As all the psychologists will be saying on television this week, Christmas is a period of serious depression for many, a season to keep an eye on those who suffer from depression and on those who have suffered losses during the year, a season to be sensitive to parents who can’t afford to buy all the latest “it” gifts for kids, to those who don’t have children or family, near or far, or can’t afford to go see them.
There are a lot of people in that boat this year. One of my favorite things that I’ve done over the years is to adopt a family: buy gifts for children I know only by age and sex, keep myself from going too far overboard, chat with other folks in the aisles of Toys"R"Us about what is just right for a 7-year-old boy.
I didn’t come from a cookie-cutter perfect family. If you’ve read my columns, you know that. Most of us don’t. My mother was difficult. My relationship with her was rocky and often painful.
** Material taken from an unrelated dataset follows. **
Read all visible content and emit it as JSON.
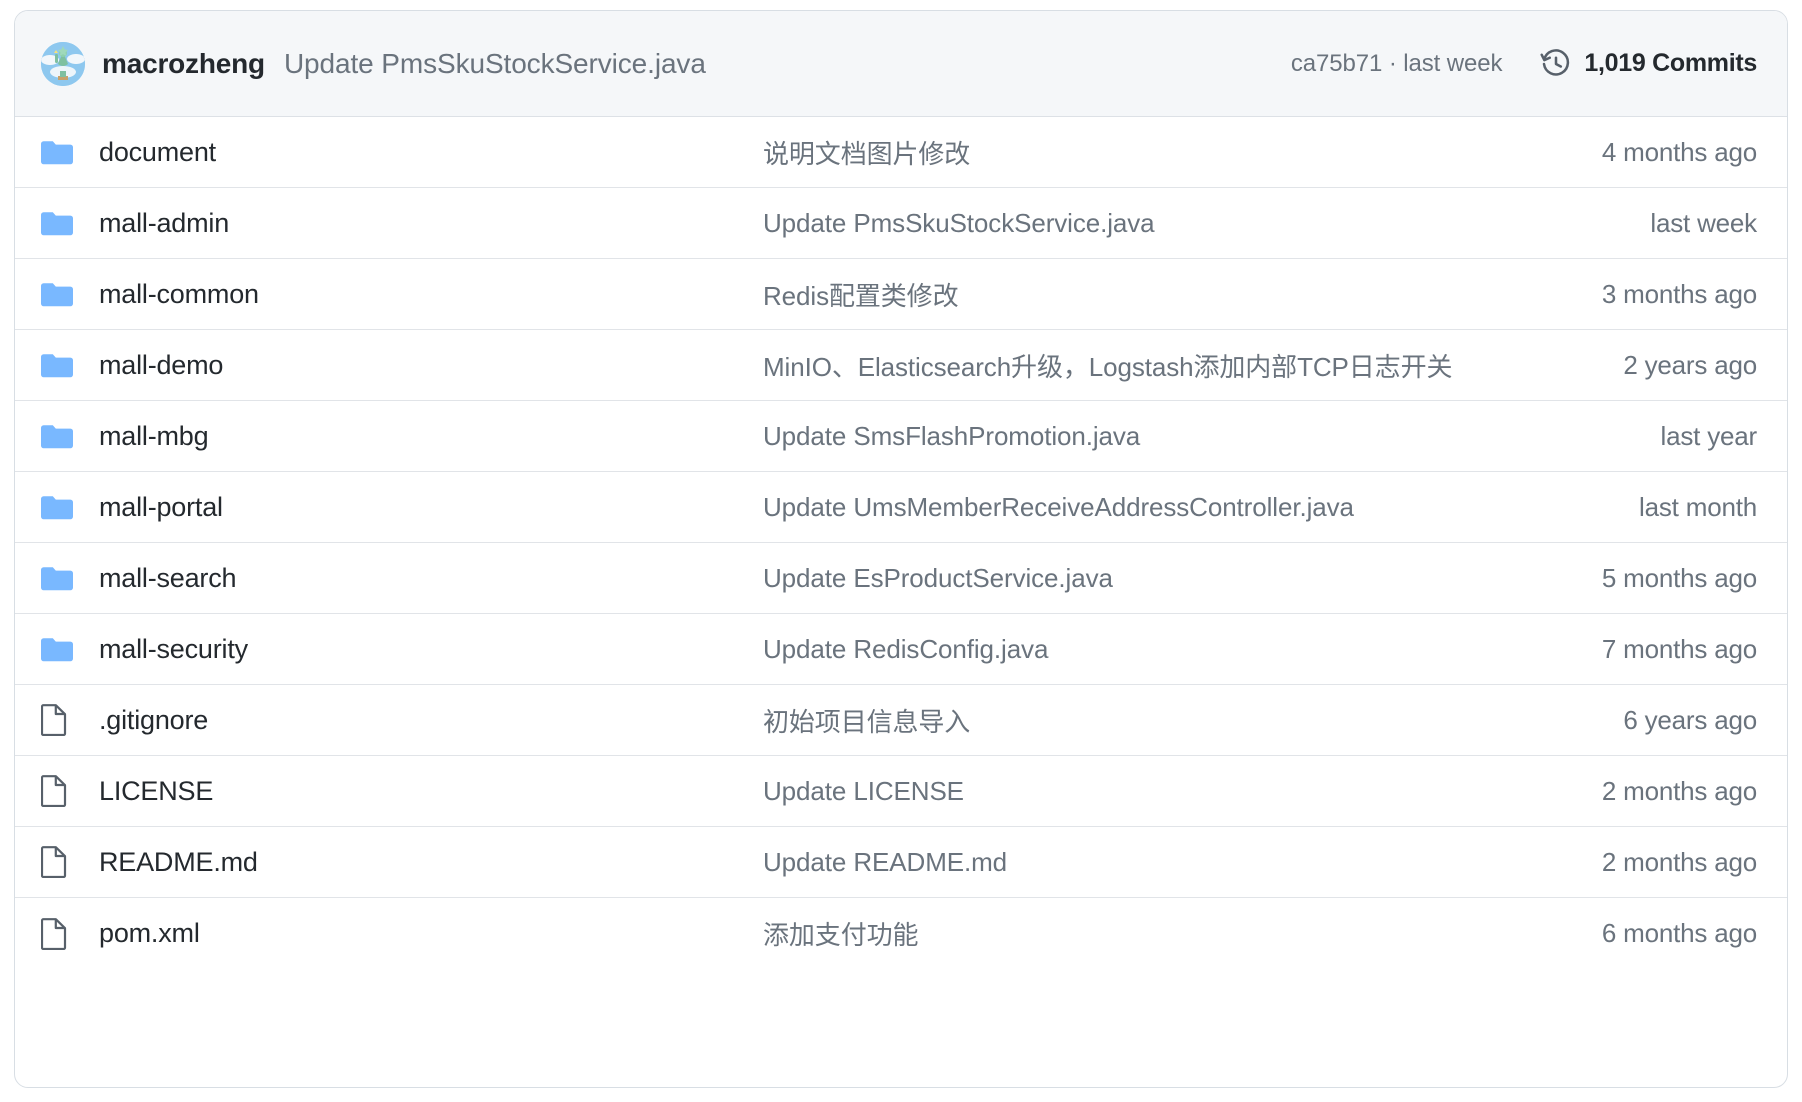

She suffered from serious depression. I fought it, which probably made me even less sympathetic to her suffering.
But there was a time, when I was a young adult living on my own in Boston and she was living on her own not far away, when we developed our own Christmas ritual. Every year, we picked out a movie at one of the local theaters. I’d pick her up for the show, and then afterward we’d go to Dave Wong’s China Sails in Salem and eat fried shrimp and sometimes even pork strips. In many ways, silly, preposterous. Jews aren’t supposed to eat shellfish and pork strips. But there we were, proudly confirming our identity by not celebrating Christmas and then ordering those forbidden foods.
Orthodox Jews will think of us as hypocrites, and maybe we were. But we did it together, mother and daughter, feeling loved and not lonely. When I think back on my relationship with my mother, all those rocky years, all that pain and misunderstanding, my happiest memories are of the five years or so when we spent Christmas going to a movie in Peabody and then to Dave Wong’s.
A friend who is not going home for the holidays said she didn’t know what to do on Christmas. Easy, I said. A movie and Chinese food. With someone you love.
Merry Christmas. Happy Holidays.
— Bestselling author Susan Estrich is the Robert Kingsley Professor of Law and Political Science at the USC Law Center and was campaign manager for 1988 Democratic presidential nominee Michael Dukakis. Click here to contact her.